(Beginning of Given data)

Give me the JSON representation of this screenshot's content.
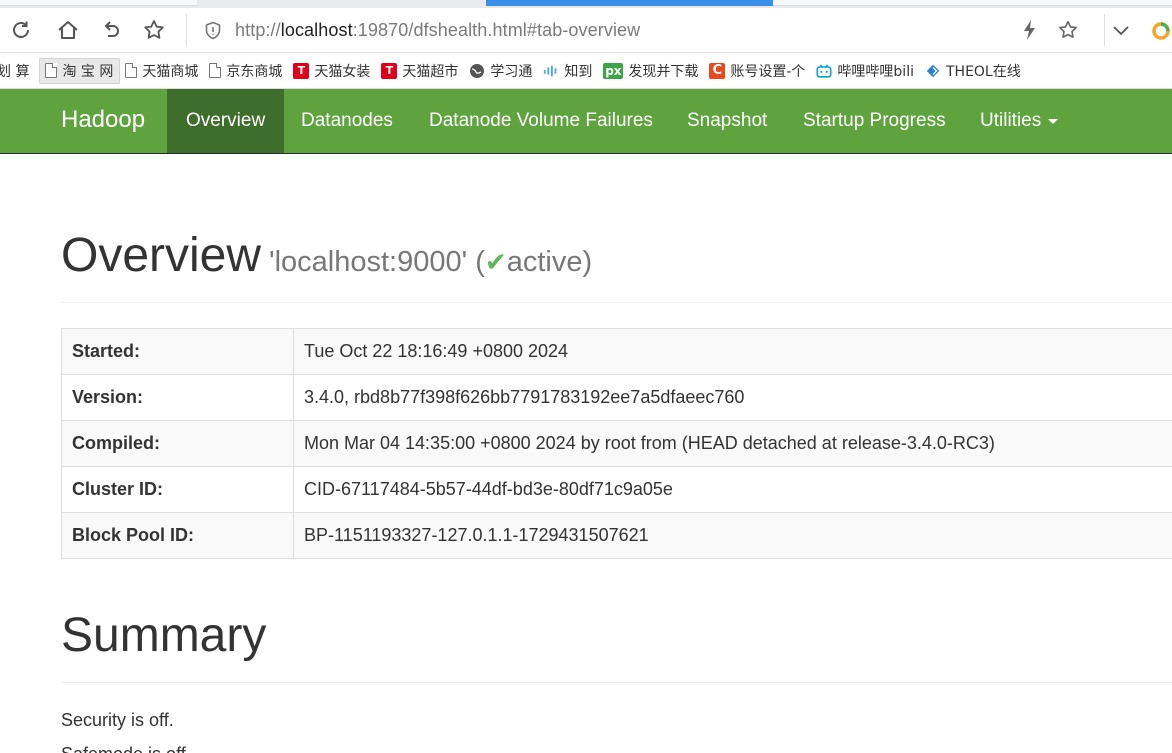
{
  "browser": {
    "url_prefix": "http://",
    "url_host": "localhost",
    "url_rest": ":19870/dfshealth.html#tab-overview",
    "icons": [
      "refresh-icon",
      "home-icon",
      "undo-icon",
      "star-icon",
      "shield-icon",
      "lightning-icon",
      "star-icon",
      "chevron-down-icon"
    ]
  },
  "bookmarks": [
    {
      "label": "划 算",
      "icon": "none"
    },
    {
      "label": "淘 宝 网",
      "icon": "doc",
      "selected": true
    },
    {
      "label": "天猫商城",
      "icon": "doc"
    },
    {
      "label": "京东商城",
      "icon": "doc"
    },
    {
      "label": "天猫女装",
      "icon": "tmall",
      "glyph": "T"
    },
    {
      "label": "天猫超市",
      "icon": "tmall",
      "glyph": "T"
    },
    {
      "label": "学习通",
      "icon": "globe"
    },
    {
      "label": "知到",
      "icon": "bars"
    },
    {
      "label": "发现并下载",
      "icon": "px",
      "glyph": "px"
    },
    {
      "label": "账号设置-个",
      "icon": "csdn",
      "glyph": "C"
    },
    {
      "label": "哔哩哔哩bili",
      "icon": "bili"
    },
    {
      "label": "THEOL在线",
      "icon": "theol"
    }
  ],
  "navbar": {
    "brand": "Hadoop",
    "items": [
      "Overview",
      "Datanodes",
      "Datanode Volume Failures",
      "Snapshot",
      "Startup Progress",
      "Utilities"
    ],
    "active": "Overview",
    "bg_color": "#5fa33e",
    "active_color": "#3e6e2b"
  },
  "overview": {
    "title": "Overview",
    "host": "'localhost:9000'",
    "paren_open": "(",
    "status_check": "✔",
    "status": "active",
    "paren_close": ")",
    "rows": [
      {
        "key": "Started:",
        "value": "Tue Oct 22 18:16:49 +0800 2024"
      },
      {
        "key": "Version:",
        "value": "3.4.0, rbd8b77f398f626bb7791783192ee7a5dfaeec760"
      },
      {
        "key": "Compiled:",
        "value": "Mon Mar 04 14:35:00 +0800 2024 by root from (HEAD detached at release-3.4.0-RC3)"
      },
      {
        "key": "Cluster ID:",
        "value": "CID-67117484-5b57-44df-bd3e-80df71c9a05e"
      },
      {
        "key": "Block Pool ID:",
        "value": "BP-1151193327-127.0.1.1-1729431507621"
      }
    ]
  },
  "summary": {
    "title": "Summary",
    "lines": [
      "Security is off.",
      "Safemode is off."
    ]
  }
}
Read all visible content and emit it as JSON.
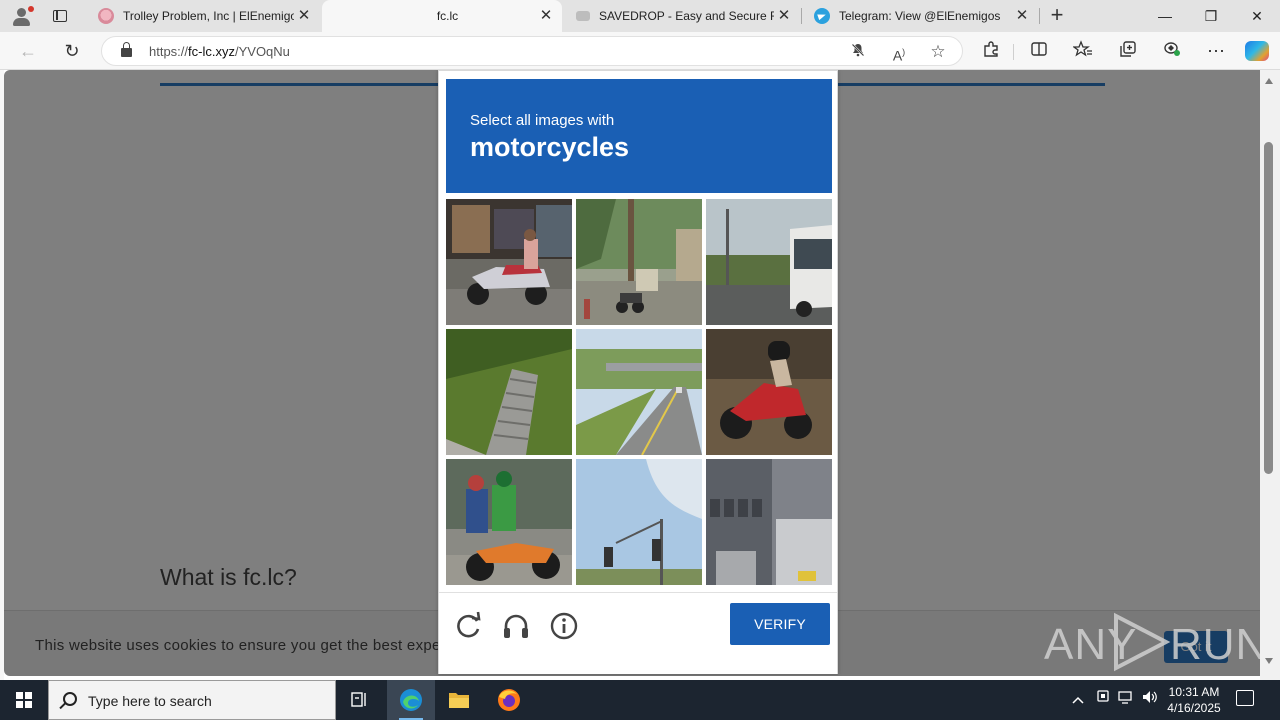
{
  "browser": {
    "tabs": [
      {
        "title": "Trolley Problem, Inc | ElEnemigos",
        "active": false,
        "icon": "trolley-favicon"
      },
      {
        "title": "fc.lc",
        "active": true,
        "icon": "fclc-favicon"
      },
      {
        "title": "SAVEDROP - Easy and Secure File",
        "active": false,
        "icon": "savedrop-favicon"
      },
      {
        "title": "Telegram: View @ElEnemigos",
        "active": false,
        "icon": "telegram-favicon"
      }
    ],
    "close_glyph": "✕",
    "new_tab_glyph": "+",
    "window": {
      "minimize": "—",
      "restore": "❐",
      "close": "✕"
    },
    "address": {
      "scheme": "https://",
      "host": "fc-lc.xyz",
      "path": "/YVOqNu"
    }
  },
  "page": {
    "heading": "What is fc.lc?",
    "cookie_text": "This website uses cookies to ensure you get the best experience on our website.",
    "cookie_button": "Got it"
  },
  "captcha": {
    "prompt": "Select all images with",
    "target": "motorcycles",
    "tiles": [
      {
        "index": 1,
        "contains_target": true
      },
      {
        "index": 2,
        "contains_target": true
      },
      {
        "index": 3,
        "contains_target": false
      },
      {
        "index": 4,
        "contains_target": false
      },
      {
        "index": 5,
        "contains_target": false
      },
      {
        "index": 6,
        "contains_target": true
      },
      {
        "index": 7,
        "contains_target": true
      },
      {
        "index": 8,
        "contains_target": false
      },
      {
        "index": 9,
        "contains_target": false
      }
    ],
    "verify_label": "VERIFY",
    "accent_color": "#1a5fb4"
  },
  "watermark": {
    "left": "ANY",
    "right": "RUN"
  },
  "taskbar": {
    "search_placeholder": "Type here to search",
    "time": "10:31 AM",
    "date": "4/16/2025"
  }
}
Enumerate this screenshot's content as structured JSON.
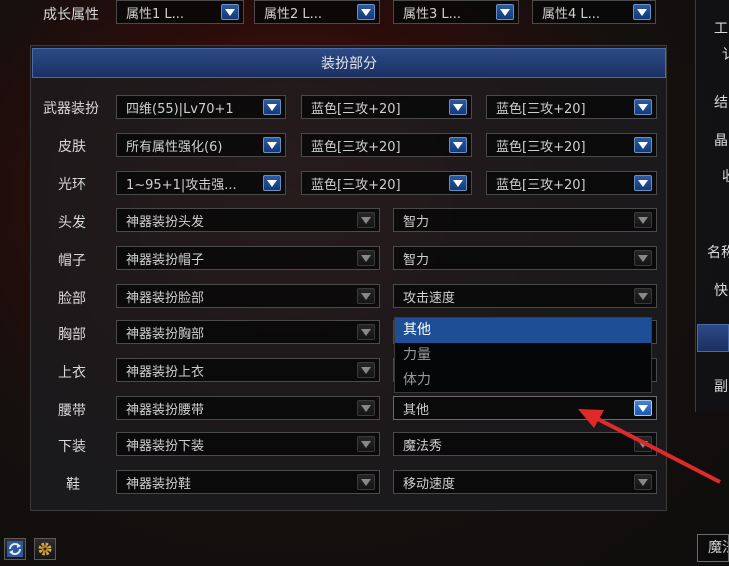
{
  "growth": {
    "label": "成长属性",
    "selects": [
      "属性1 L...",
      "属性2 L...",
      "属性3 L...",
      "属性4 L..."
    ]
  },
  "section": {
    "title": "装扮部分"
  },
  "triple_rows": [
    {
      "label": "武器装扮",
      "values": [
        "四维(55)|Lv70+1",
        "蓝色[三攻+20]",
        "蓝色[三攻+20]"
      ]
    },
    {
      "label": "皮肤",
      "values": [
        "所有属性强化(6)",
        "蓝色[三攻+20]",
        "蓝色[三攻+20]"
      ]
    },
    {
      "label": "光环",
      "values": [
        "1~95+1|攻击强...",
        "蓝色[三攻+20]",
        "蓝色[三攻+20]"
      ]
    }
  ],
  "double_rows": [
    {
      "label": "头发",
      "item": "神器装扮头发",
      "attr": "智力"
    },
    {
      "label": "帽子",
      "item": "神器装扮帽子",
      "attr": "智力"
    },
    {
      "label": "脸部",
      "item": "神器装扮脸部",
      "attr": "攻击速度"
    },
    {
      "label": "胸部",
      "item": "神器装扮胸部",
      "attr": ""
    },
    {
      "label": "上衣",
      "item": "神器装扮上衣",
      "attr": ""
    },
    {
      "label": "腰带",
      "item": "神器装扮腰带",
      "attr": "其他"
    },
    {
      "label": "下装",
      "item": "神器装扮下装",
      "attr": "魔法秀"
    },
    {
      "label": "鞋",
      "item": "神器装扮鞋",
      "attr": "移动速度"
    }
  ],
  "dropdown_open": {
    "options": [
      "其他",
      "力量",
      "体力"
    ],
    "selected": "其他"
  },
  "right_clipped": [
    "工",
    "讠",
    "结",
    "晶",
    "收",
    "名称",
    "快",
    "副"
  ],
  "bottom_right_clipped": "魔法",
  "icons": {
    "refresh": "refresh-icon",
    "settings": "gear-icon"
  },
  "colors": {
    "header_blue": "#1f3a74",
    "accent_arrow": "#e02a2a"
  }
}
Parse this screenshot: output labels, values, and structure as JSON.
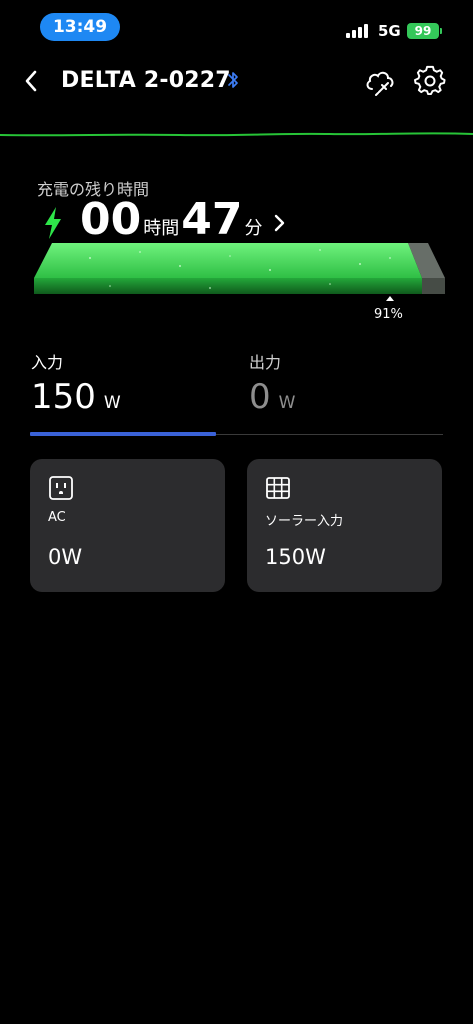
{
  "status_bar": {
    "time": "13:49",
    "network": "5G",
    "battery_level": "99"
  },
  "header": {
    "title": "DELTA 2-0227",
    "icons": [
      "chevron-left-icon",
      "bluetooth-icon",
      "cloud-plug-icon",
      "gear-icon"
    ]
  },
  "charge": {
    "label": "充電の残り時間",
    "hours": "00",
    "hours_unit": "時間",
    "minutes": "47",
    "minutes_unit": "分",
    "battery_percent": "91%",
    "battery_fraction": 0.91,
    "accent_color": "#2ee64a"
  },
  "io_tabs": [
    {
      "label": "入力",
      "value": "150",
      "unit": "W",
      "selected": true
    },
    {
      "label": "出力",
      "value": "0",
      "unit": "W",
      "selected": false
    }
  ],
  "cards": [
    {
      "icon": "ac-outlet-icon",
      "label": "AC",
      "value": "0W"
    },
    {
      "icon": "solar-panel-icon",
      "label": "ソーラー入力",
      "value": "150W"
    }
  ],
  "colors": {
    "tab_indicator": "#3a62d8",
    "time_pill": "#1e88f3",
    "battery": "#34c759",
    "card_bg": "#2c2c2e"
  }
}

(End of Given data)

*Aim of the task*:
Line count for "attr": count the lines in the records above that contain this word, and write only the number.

*Answer below*:
8